Preface: I just lost $10,000 on this game and and my emotions are raw, but…
Tied up at 14-14 at the half, West Virginia had the ball to start the 2nd half and every opportunity in the world to beat Iowa State. Minutes into the half, any optimism the Mountaineers had was deflated by a sluggish, vanilla, terrible offensive performance.
To say that Neal Brown’s play-calling was bland and conservative is a massive understatement. West Virginia didn’t play to win in the second half. There was no immediacy, a very simplified game plan, no offensive plays designed to actually move the ball and score. It was ugly.
Brown, following the game, said, “It’s a tough ask of Jack (Allison) to come in and play when he hasn’t played a whole lot. I thought he did some good things.”
Trending: Pros and Cons of Paying Student Athletes
A injury to the starting quarterback shouldn’t put an end to a team’s offense. “Next man up” should also include the quarterback. Jack Allison has struggled as a quarterback, but he certainly has a Division I arm. He makes questionable decisions, but he is capable of throwing the ball downfield. Anything (even if Allison threw multiple interceptions) would have been better than what we saw in the 2nd half from the Mountaineers offense.
With that said, if it wasn’t clear before, it couldn’t be anymore clear now – Neal Brown has absolutely zero confidence in Jack Allison. Although he finished 18-24 with 140 yards, 1 touchdown and 1 interception, he really only had one good possession. The offense completely changed when he entered the game, and this is either a reflection of Allison’s ability or Brown’s lack of confidence in him, or both.
Mountaineer Sports’ Shawn Mullooly put it best: “It is hard when you have completely inadequate quarterback play coupled with an ineffective and young offensive line.

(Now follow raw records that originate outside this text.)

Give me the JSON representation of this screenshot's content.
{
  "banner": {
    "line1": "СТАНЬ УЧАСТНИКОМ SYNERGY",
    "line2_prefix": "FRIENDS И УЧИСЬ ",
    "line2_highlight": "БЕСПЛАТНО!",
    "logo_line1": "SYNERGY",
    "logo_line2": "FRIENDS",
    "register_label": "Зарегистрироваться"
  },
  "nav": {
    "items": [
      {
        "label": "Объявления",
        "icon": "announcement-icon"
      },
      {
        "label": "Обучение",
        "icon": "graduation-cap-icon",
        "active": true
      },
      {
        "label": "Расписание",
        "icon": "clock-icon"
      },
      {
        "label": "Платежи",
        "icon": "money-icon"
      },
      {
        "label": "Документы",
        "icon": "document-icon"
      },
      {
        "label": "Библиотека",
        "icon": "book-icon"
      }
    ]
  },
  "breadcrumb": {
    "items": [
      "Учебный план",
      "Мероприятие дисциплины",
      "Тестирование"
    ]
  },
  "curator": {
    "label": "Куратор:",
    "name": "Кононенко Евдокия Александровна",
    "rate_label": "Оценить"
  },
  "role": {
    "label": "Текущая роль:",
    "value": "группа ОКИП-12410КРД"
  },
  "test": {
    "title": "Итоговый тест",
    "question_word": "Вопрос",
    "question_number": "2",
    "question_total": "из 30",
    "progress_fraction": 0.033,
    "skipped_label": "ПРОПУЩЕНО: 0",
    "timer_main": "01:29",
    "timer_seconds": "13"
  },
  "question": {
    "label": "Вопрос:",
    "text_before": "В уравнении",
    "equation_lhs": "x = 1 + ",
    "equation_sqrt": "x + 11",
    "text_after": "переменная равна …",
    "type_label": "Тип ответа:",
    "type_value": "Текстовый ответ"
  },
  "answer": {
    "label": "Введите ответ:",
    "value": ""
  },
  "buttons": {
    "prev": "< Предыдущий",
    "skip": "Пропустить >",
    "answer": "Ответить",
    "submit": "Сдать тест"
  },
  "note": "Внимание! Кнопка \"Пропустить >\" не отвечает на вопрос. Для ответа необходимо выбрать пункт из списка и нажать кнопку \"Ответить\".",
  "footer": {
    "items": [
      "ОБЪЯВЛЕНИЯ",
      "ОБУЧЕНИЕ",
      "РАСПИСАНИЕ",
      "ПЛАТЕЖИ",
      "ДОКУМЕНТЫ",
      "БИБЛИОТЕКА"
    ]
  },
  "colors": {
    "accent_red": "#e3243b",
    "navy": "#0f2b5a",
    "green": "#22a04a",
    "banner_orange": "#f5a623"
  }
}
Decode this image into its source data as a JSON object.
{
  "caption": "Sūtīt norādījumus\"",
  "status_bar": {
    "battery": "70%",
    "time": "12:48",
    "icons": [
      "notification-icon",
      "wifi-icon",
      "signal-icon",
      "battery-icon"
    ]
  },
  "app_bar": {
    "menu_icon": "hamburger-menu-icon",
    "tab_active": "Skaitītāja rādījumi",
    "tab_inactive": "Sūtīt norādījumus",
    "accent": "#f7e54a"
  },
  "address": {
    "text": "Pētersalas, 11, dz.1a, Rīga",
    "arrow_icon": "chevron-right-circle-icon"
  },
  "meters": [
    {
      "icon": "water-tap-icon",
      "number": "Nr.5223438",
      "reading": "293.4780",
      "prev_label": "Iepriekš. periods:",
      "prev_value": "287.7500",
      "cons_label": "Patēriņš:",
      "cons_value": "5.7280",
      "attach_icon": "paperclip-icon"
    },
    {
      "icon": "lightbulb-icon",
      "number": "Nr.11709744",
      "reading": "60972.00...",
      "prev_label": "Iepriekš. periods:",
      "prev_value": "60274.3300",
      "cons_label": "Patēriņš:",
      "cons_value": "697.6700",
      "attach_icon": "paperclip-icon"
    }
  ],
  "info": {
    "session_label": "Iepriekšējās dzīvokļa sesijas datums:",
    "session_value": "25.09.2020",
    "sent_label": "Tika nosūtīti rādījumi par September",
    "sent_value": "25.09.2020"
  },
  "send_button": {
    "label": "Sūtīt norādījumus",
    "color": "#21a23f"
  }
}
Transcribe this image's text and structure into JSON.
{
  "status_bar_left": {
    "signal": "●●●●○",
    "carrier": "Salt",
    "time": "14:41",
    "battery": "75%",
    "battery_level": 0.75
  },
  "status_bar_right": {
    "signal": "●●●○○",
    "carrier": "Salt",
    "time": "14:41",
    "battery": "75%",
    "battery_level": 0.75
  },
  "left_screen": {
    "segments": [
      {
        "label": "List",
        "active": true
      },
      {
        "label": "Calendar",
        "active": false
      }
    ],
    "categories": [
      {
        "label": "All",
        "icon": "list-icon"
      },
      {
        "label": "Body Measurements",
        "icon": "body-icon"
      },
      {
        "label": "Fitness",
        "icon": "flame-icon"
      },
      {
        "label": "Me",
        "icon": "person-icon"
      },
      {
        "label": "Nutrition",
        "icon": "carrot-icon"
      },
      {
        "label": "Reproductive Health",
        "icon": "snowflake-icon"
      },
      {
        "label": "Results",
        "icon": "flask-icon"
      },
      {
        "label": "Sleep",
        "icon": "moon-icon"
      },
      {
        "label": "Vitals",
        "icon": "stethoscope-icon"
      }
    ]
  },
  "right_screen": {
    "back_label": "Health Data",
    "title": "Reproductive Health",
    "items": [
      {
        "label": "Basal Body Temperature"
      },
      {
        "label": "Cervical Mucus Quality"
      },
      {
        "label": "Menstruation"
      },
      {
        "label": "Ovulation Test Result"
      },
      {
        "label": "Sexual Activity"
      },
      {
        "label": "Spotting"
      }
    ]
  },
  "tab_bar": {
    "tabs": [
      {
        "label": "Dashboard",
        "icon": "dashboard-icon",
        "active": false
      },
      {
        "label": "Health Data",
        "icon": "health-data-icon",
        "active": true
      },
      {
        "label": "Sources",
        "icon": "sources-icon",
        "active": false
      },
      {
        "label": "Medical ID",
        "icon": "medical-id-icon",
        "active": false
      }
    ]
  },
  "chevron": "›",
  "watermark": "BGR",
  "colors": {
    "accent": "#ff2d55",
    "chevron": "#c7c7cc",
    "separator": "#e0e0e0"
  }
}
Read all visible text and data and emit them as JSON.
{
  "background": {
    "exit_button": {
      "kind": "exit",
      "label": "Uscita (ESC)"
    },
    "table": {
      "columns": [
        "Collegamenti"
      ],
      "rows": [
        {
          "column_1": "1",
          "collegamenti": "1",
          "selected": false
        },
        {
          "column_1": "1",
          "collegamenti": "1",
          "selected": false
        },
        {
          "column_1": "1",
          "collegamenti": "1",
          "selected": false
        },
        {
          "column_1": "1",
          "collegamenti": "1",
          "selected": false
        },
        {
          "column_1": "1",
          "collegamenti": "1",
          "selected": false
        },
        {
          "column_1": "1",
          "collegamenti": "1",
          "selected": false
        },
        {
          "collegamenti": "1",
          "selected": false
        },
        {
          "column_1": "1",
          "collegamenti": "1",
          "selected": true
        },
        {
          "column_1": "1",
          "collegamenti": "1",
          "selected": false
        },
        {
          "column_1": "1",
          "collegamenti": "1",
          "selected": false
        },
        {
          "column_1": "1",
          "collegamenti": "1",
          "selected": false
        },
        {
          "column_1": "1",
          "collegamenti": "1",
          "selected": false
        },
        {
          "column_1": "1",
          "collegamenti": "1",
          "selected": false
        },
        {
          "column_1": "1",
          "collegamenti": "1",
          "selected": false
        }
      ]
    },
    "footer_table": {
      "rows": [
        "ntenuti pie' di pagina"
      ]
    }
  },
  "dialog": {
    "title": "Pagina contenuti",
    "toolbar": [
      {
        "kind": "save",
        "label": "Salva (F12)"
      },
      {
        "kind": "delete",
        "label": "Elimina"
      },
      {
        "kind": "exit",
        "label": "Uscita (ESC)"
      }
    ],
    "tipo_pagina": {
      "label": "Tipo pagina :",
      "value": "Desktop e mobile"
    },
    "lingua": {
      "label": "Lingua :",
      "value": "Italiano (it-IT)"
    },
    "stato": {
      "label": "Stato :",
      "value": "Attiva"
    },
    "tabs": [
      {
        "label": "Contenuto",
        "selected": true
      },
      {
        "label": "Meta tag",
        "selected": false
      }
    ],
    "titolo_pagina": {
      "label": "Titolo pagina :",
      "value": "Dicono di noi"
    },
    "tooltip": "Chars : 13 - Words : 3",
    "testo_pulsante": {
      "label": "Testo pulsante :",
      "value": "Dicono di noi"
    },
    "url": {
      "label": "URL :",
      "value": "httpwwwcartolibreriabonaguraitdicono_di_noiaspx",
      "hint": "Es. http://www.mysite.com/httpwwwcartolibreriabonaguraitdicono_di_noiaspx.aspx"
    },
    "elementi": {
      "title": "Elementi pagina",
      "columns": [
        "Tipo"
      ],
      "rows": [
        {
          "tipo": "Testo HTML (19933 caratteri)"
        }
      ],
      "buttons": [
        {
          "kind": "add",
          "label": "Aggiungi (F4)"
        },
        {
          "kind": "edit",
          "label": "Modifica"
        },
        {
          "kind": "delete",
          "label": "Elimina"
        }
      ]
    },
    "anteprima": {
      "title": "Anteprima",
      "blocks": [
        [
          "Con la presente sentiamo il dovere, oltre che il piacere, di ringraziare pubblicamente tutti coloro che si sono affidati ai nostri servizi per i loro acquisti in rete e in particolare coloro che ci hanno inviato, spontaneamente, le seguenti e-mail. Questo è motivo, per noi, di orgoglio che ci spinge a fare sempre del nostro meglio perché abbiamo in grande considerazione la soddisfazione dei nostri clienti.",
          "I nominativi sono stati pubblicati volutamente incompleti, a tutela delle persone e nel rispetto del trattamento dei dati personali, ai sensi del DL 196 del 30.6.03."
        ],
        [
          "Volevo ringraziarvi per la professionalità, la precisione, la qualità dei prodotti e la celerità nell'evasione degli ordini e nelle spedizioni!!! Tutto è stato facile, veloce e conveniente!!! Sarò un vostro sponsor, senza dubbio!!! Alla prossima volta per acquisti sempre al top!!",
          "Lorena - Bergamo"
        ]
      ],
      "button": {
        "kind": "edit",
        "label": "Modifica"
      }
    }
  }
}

Not going to beat many Big 12 teams with that.”
What’s mystifying is why Brown decided to stay with him in the 4th quarter when it was clear that he was not going to move the ball and the Mountaineers in desperate need of a spark.
Trey Lowe, the talented Redshirt Freshman, was exactly what the Mountaineers needed in the 2nd half. Many successful college teams use a dual threat quarterback because – as the phrase dual threat implies – they are a dual threat. Mobile quarterbacks can escape pressure and create plays when the pocket collapses and they have to make thing happen with their feet. Having a mobile quarterback is particularly important when a team has an average or below average (or in the case of WVU, way below average) offensive line.
West Virginia needs a mobile quarterback right now. The Mountaineers travel to Norman to play the Oklahoma Sooners next week and will likely be embarrassed whether Austin Kendall can play or not. It may even be worse if Kendall returns to the school he transferred from and is dominated by an absolutely fantastic Oklahoma defense.
If Kendall can’t play, the obvious answer is Trey Lowe as the starter next week. Starting Jack Allison adds almost nothing. Not only will the Mountaineers get beaten badly, they also loss a valuable opportunity to get Lowe experience in a big-time environment for the future.
If Kendall isn’t hurt and is available, let him start on a short leash and don’t embarrass him in front of a crowd that will likely not welcome him back with open arms. Trey Lowe not only gives the Mountaineers the best chance to win right now, playing him will also be what’s best for the future of the team.